Is BI ‘greenwashing’ climate change?

We generally think of “greenwashing” as exaggerated claims by corporations about supposedly sustainable and climate-friendly products. That’s unfair to companies that hold themselves to high standards.

President Biden is being urged to hold the greenwashers accountable by requiring proof of their sustainability and climate-friendly claims. Greenwashing, however, isn’t just a private sector thing. For proof, look no further than our supposedly climate-friendly and supposedly sustainable city of BI.

To be fair, COBI has embraced environmental sustainability over the past few years with such things as progressive tree protections, funding for a groundwater management plan, a new Climate Change Advisory Committee, a Climate Action Plan, a Sustainable Transportation Plan and measures to reduce plastic waste. But what has all of that added up to in terms of overall progress?

Protection for trees

Acres of trees, native vegetation and soils have been protected from wholesale clearing and grading by the city’s Aquifer Recharge Protection Area Requirement. Critical areas protections, in general, have measurable benefits but are too often weakened by inconsistent administration and loopholes like Reasonable Use Exceptions.

Groundwater Management Plan

In 2014 citizens called for a GWMP, and it became a high-priority action item in the 2016 comprehensive plan. Seen as one metric for measuring BI’s carrying capacity, with the potential to limit future growth, the city has done its best to delay development of the GWMP. Maybe BI’s GWMP will become an action item in the 2024 comprehensive plan.

Climate Change Advisory Committee

Created in 2017, the CCAC advises the city on such climate-related work as greenhouse gas emissions targets, the Climate Action Plan, and progress toward meeting targets. Recent work includes: 1) development of a climate lens; 2) Puget Sound Energy’s franchise agreement; 3) evaluating sea level rise; 4) a bio-digester, and; 4) measuring transportation projects emissions. All of this work checks a lot of climate boxes but after six years there’s no evidence it’s translated into an overall reduction of greenhouse gas emissions.

Climate Action Plan

An impressive document, CAP was authored by the CCAC and approved by the City Council in 2020. It lays out ambitious goals for reducing greenhouse gas emissions on BI: Reduce greenhouse gas emissions by 90% by 2045 compared to 2014 levels with interim milestones of 25% reduction by 2025 and 60% by 2035.

Given those goals are central to BI’s CAP, you might expect the 2022 Climate Action Plan Progress Report to provide an update on progress toward meeting them, but it doesn’t.

Why not? Well, because there’s no progress to report. More programs and projects, yes. Overall emission reductions, no. That disconnect will become more obvious over time.

COBI’s ‘climate lens’

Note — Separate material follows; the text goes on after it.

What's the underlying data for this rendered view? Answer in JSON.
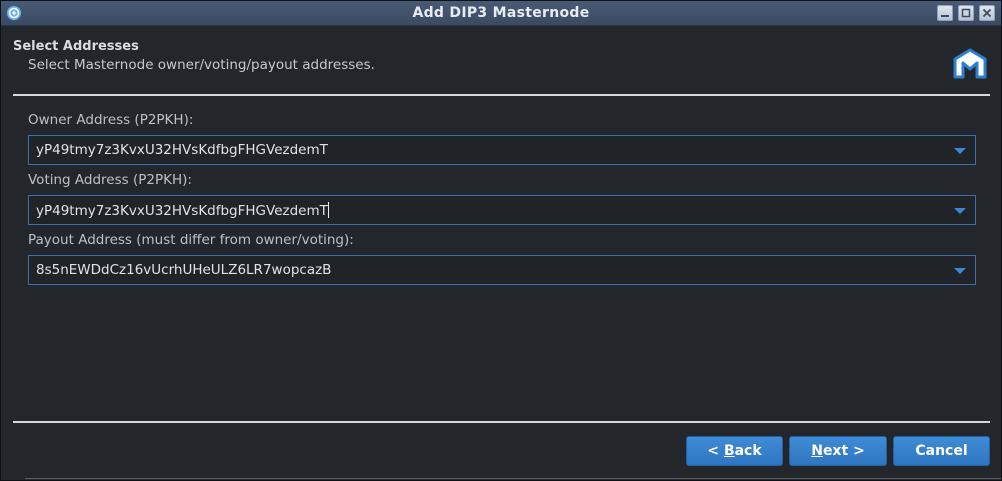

In 2017 the City Council approved a resolution affirming COBI’s commitment to the 2015 Paris Climate Agreement calling for emissions to be cut by roughly 50% by 2030. In 2020 a climate emergency resolution followed, calling for development of a “climate lens” for evaluating all of the city’s plans with a goal of reducing greenhouse gas emissions. For its “climate lens,” the city chose a Climate Change Adaptation Certification Tool offered by a local nonprofit. That “tool” focuses almost entirely on adaptation to climate change with minimal analysis of emissions. One has to wonder if the lack of emphasis on emissions associated with COBI’s plans and projects influenced the tool’s selection.

Sustainable Transportation Plan

The name suggests the $300,000 plan is all about sustainability. The idea is that anything related to non-motorized transportation—no matter how many trees are removed, no matter the emissions required to build it, and regardless of whether or not any emissions are actually reduced as a result—is “sustainable.”

Welcome to the bizzaro-world of nonmotorized greenwashing where all nonmotorized projects are magically “sustainable” because they prevent funding from being spent on other supposedly less-sustainable projects. Meanwhile, no actual metrics have been identified for evaluating the sustainability of the Sustainable Transportation Plan, and they probably never will be.

A model

COBI’s climate greenwashing is elaborate, and it’s effective: not in reducing our overall greenhouse gas emissions, but in creating the all-important illusion. COBI gets to check all the green boxes while at the same time protecting its overall mission of promoting growth.